A recent study by Simon Fraser University researchers and West Coast First Nations collaborators recommends a transformation of current environmental-management procedures to allow greater Indigenous input and authority in controlling sea otter populations.
The paper, published as an open-access article on May 12 in People and Nature, a journal of the British Ecological Society, considered the research generated by a collaborative initiative called Coastal Voices.
The project, which started in 2012, brought together scientists and Indigenous leaders to conduct surveys, interviews, and workshops from Vancouver Island to Alaska. (Go here for a collection of articles and releases connected to the timeline of the project.)
It involved the Haida, Heiltsuk, and Nuu-chah-nulth First Nations. The experiences of northern Vancouver Island's Kyuquot/Chekleset First Nations and southern Alaska's Sugpiaq people from the villages of Port Graham and Nanwalek were heavily surveyed, as they have lived with the recovery/reintroduction of sea otter populations since the 1970s and 1950s (respectively).
On its website, the Coastal Voices goal is described as follows: "Through the lens of traditional knowledge and western science, our goal is to collect and share information to build a respectful dialogue to better equip coastal communities and policy makers with socially just and ecologically sustainable strategies to navigate the changes that come with the recovery of this key predator [the sea otter]."
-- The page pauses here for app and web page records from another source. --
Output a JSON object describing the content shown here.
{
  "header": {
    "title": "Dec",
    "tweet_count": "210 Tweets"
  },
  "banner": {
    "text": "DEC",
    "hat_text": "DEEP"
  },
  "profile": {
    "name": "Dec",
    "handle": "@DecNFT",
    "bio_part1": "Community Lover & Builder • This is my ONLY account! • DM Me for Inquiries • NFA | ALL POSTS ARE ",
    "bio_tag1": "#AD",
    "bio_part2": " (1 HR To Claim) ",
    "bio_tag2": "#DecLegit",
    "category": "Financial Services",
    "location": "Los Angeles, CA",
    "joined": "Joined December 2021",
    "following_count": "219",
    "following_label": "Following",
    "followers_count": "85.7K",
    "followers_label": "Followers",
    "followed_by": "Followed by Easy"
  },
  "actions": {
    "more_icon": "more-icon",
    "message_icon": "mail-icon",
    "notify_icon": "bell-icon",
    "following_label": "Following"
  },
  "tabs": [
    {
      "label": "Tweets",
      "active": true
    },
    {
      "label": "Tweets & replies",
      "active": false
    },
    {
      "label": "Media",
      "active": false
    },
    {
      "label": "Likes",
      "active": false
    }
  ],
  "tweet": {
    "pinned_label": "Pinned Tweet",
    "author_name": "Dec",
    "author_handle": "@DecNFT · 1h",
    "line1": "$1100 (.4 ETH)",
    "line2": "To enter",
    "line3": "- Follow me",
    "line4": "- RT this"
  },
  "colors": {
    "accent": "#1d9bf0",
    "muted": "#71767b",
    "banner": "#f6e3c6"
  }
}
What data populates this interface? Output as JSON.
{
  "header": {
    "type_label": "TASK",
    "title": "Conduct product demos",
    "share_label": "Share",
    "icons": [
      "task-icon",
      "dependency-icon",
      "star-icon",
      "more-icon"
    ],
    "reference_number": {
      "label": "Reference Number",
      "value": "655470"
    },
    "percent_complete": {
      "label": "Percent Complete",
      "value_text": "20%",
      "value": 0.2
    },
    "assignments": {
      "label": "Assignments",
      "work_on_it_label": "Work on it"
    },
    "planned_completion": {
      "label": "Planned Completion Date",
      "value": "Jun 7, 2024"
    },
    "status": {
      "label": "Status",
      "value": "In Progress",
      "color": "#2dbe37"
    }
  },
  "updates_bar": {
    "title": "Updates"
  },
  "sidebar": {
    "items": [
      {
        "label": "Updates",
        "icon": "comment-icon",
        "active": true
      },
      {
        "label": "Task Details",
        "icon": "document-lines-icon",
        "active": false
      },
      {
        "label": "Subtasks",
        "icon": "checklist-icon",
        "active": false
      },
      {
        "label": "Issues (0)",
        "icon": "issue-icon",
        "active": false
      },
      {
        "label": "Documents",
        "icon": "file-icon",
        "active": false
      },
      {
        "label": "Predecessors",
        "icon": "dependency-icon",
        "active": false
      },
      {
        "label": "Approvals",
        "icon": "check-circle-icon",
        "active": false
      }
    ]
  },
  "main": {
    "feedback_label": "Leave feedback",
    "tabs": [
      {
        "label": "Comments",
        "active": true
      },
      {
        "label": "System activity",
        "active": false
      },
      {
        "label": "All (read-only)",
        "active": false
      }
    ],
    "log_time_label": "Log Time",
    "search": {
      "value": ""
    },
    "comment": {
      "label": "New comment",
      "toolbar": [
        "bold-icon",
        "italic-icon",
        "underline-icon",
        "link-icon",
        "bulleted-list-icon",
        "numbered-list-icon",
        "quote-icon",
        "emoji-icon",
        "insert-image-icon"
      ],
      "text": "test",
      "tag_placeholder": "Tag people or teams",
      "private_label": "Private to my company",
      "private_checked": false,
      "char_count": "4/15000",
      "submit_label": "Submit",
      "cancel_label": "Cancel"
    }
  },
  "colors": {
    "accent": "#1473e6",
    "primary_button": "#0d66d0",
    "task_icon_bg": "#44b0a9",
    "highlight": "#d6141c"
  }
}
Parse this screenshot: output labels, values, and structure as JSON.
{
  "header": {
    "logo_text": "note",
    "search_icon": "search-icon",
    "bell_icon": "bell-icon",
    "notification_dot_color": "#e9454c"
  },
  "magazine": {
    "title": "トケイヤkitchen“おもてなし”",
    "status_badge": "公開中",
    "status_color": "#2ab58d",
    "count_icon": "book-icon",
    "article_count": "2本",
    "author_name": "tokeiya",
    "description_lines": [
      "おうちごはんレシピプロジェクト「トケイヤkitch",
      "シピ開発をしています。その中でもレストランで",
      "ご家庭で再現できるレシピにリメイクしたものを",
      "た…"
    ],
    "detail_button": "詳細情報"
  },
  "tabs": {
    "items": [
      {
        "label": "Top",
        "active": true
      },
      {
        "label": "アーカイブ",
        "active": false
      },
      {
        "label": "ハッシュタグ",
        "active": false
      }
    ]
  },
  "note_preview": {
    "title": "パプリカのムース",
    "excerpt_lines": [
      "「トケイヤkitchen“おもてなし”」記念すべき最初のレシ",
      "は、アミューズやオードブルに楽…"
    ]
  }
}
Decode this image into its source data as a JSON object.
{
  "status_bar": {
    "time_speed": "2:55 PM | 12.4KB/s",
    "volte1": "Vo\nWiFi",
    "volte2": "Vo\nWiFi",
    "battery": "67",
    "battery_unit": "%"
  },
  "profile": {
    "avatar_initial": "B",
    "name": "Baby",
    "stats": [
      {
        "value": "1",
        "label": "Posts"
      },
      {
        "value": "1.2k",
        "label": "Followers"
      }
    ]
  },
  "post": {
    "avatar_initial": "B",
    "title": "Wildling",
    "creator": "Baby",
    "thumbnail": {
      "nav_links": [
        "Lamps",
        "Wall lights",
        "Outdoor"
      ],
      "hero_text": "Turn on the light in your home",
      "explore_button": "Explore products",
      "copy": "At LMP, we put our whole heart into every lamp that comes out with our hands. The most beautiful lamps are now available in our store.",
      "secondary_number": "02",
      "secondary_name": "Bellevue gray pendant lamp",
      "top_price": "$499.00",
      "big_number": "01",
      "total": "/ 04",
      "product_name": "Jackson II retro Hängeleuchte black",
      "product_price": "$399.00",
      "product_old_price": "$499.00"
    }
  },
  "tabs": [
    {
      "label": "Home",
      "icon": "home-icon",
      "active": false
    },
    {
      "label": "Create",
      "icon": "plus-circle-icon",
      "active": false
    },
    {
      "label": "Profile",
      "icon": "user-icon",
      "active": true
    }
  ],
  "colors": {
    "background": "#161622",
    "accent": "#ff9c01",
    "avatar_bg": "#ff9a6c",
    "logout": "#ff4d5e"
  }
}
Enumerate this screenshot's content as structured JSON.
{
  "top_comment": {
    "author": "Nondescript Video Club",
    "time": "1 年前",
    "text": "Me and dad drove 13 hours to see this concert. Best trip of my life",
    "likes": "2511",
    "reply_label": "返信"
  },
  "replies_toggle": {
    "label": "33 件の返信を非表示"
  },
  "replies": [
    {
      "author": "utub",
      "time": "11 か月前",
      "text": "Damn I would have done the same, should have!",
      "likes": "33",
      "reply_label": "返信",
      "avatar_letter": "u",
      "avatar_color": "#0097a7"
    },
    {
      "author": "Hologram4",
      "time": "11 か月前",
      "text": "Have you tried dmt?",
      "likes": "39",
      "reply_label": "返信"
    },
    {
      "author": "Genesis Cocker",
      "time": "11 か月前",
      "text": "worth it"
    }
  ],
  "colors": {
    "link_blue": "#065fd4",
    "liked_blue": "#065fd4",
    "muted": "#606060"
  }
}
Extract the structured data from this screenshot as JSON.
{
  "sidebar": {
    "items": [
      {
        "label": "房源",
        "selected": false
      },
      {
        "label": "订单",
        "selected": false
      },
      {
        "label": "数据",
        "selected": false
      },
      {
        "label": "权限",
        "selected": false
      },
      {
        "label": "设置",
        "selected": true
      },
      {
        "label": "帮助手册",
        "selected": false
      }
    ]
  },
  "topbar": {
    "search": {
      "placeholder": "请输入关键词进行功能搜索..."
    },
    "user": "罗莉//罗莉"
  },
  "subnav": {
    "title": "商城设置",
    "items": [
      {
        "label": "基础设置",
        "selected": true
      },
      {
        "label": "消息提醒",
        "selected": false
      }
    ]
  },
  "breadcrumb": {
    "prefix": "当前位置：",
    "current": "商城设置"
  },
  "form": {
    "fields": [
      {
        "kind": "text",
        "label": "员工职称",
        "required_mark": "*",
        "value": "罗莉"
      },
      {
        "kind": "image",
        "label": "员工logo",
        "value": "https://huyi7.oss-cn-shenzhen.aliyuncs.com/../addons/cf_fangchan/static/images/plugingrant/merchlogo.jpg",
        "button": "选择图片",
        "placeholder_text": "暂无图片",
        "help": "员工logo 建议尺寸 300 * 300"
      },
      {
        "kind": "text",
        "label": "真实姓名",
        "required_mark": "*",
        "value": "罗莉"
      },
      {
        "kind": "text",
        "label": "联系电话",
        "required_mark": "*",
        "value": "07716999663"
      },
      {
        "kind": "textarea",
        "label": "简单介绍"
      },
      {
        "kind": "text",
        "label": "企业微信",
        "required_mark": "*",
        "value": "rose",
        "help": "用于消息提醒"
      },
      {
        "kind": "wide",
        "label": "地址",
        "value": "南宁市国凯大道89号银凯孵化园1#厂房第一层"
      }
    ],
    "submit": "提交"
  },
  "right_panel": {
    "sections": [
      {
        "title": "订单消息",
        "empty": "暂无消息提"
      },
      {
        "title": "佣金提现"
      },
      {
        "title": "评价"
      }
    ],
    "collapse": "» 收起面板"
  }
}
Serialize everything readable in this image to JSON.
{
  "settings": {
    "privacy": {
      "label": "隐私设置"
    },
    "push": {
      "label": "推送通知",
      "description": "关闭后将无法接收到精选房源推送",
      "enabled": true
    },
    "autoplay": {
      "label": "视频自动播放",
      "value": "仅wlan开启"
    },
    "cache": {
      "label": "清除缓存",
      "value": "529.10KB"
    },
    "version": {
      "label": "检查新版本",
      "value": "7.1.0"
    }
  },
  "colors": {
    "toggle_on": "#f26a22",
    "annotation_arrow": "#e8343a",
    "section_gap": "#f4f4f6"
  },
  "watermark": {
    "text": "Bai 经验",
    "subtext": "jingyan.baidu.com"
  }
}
After the near-extinction of the sea otter on North America's West Coast in the 18th and 19th centuries due to ruthless exploitation by the commercial fur trade, international protections enacted in the early 1900s started populations of the marine mammal on the road to recovery.
The apex predator of coastal kelp-forest ecosystems has successfully moved back into many of its former territories, from Alaska to southern Vancouver Island (recovery efforts in Washington state, Oregon, and California are ongoing and less successful at the present time.)
Because of the sea otters' preference for eating abalone, sea urchins, crabs, and clams, its increased numbers have led to a decrease in valuable shellfish stocks that coastal residents, including Indigenous communities, have become accustomed to harvesting, both for commercial and subsistence purposes.
To help resolve the conflict inherent in managing a protected species having a significant and ongoing effect on coastal communities, the research project (in its own words) examined "the conditions that affect people's ability to adapt to the social‐ecological regime shift triggered by sea otter recovery. We worked within a collaborative Indigenous partnership led by Hereditary Chiefs representing 19 First Nations and Tribes spanning south central Alaska through British Columbia."
In an SFU release announcing the study's publication in People and Nature, paper coauthor Kii’iljuus (Barbara Wilson, a Haida matriarch and recent SFU graduate) said: “Our people actively managed a balanced relationship with sea otters for millennia. Our work with Coastal Voices and this study helps show how those rights and knowledge need to be recognized and be part of contemporary sea otter management.”
Paper authors included three researchers affiliated with SFU and four First Nations contributors.
In its conclusion, the People and Nature paper said: "Our study illustrates how regime shifts can disproportionally impact remote Indigenous communities that are reliant on subsistence food sources, constrained in economic opportunities and frequently marginalized in natural resource decision‐making. Based on our empirical data combined with adaptation and social resilience theory, it is evident that enhancing Indigenous coexistence with sea otters will require a transformation in current environmental governance systems that increases local Indigenous authority and enables community‐based management grounded in traditional knowledge and practice."
The report continued: "Overall, this work highlights the need for more Indigenous voice, authority and leadership in generating socially just and ecologically sustainable management options to address predator‐induced regime shifts within complex and tightly coupled human‐ocean systems."